ISLAMABAD - The administrative and political frictions likely to have affected the performance of polio eradication program taking the toll of reported cases to 13 by the mid of the year, The Nation learnt on Thursday.

The number of polio cases so far before high peak season of polio has reached 13. The latest polio case was confirmed from North Waziristan where the polio virus was confirmed in a three-year-old girl of Mir Ali.

According to the latest polio map, the virus has been confirmed in 07 girls and 06 boys from the KP, Punjab and Sindh provinces.  According to official details, eight polio cases have been reported from KP, 03 from Punjab and 02 from Sindh during the ongoing year.

Senior officials linked with National Emergency Operation Center (NEOC) working to eradicate polio from the country informed The Nation that several administrative flaws led to surge in polio cases in the country.

The officials said that in 2017 the total reported cases were 08 while in 2018 the number of reported cases was 12 and NEOC was committed to end the program in 2019.

13 polio cases reported in four months

“However, till now in 2019, 13 cases have been reported before the high peak season which is alarming,” he said.

The official said that the political transitions since 2018 and lack of understanding on the administratively sensitive matters of polio program by new top management ‘mishandled’ the program.

“Political friction harmed the centralized administrative set-up of the program,” said the official.

The official said that the program in its administrative set-up includes a Prime Minister’s Focal Person of Polio Eradication (PMFPE), national and provincial coordinators of NEOC and the district administration.

“Administrative re-shuffles affected the flow of the program,” said the official.

“The new set-up focused more on ‘aggressive’ administrative and media strategy than focusing to convince the public to cooperate in the anti-polio drive,” said the official.

He said that security of the workers was compromised and a strict action was taken against the workers who didn’t work in their full capacity.

“Security issue of workers was not taken serious, while the hard handling of polio workers created trust deficit in the workers,” said the official.

He also said that the media policy of glorifying the parents’ refusals also backfired and the families resisting the vaccination were encouraged knowing large number of parents’ refusals.

The official said that before 2018 the polio virus was reduced to 10 percent in 55 identified sites for the existence of virus.

“However, the toll has increased and polio program has to re-initiate its efforts to end the virus,” he said.

The recent polio campaign initiated in all over the country had to vaccinate around 3 9million children in which 260,000 polio workers participated.

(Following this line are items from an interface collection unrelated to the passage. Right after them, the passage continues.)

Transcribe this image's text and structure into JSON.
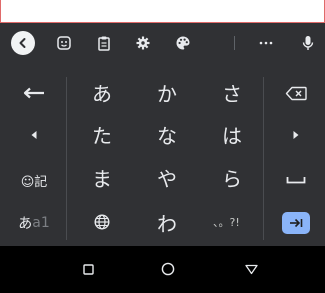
{
  "toolbar": {
    "icons": [
      "back-icon",
      "sticker-icon",
      "clipboard-icon",
      "settings-icon",
      "theme-icon",
      "more-icon",
      "microphone-icon"
    ]
  },
  "keyboard": {
    "left_column": {
      "undo": "undo-arrow-icon",
      "cursor_left": "cursor-left-icon",
      "emoji_symbol": "☺記",
      "input_mode": {
        "main": "あ",
        "sub": "a1"
      }
    },
    "kana_keys": [
      [
        "あ",
        "か",
        "さ"
      ],
      [
        "た",
        "な",
        "は"
      ],
      [
        "ま",
        "や",
        "ら"
      ],
      [
        "",
        "わ",
        ""
      ]
    ],
    "punctuation_key": "、。?!",
    "right_column": {
      "backspace": "backspace-icon",
      "cursor_right": "cursor-right-icon",
      "space": "space-icon",
      "enter": "tab-enter-icon"
    },
    "accent_color": "#8ab4f8"
  },
  "navbar": {
    "icons": [
      "recent-apps-icon",
      "home-icon",
      "back-triangle-icon"
    ]
  }
}
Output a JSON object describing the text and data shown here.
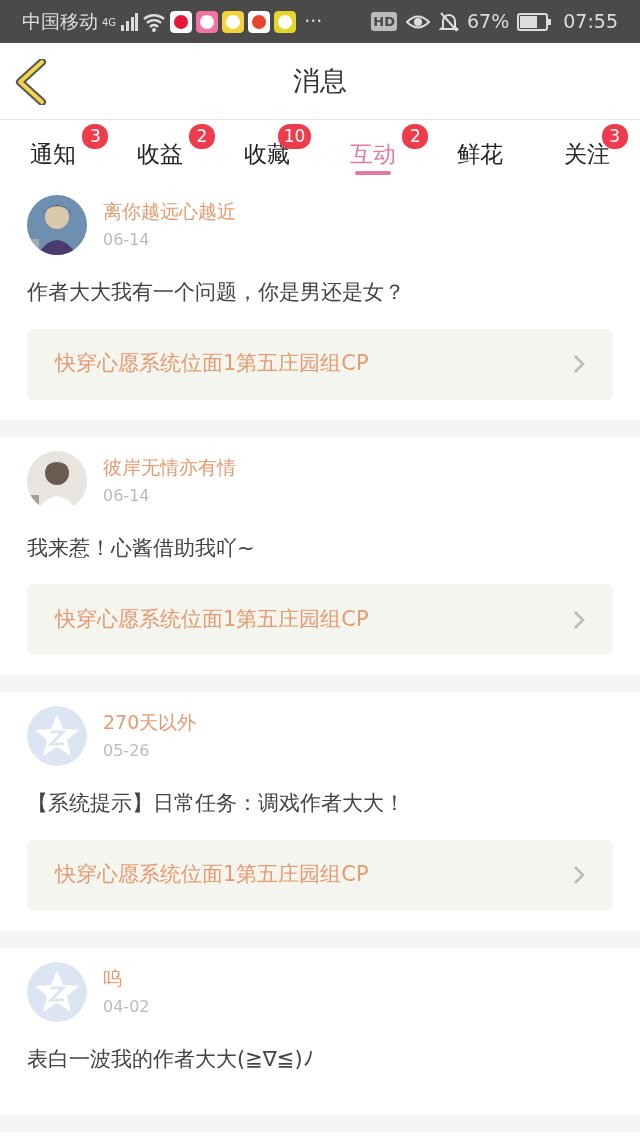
{
  "status_bar": {
    "carrier": "中国移动",
    "network": "4G",
    "more": "···",
    "hd": "HD",
    "battery_percent": "67%",
    "time": "07:55"
  },
  "header": {
    "title": "消息"
  },
  "tabs": [
    {
      "label": "通知",
      "badge": "3",
      "selected": false
    },
    {
      "label": "收益",
      "badge": "2",
      "selected": false
    },
    {
      "label": "收藏",
      "badge": "10",
      "selected": false
    },
    {
      "label": "互动",
      "badge": "2",
      "selected": true
    },
    {
      "label": "鲜花",
      "selected": false
    },
    {
      "label": "关注",
      "badge": "3",
      "selected": false
    }
  ],
  "messages": [
    {
      "user": "离你越远心越近",
      "date": "06-14",
      "text": "作者大大我有一个问题，你是男还是女？",
      "reference": "快穿心愿系统位面1第五庄园组CP"
    },
    {
      "user": "彼岸无情亦有情",
      "date": "06-14",
      "text": "我来惹！心酱借助我吖~",
      "reference": "快穿心愿系统位面1第五庄园组CP"
    },
    {
      "avatar": {
        "kind": "default"
      },
      "user": "270天以外",
      "date": "05-26",
      "text": "【系统提示】日常任务：调戏作者大大！",
      "reference": "快穿心愿系统位面1第五庄园组CP"
    },
    {
      "avatar": {
        "kind": "default"
      },
      "user": "呜",
      "date": "04-02",
      "text": "表白一波我的作者大大(≧∇≦)ﾉ"
    }
  ]
}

However, the catch-up campaign was not launched after the polio teams suffered attacks in KP, Balochistan and Sindh.

Responding to The Nation, the PM focal person on Polio Eradication Program Babar Bin Atta said the current situation can be attributed to a number of factors including the political transition in 2018 that led to changes at various levels of the system, the issue of chronically missed children, and massive population movements across the borders with AFG and within the country.

In addition, we have seen an increase in anti-vaccine propaganda over the past year, especially on social media. Such negative anti-vaccine propaganda has had negative impact on polio campaigns, resulting in a growing number of vaccine refusals and some distrust towards polio vaccination. As a result, we continued missing children during immunization campaigns.

It always takes months to recover from these types of attacks. We have ongoing trust-building work which helps mitigate the impact of these sort of episodes – without this ongoing work, the impact of these crises would be much worse. And we also have crisis communication plans aimed at effectively handling a specific crisis like this.

He also said that government and partners commitment to eradicate polio from Pakistan remains exceptionally strong. It may take longer than we hoped for, but we can get there. The strategies, which are being continuously reviewed and tweaked by local and international technical advisory bodies, remain the best adapted for the situation, and the structure of the EOCs, where the Government and all partners sit at the same table, is the best structure to deliver a polio-free Pakistan.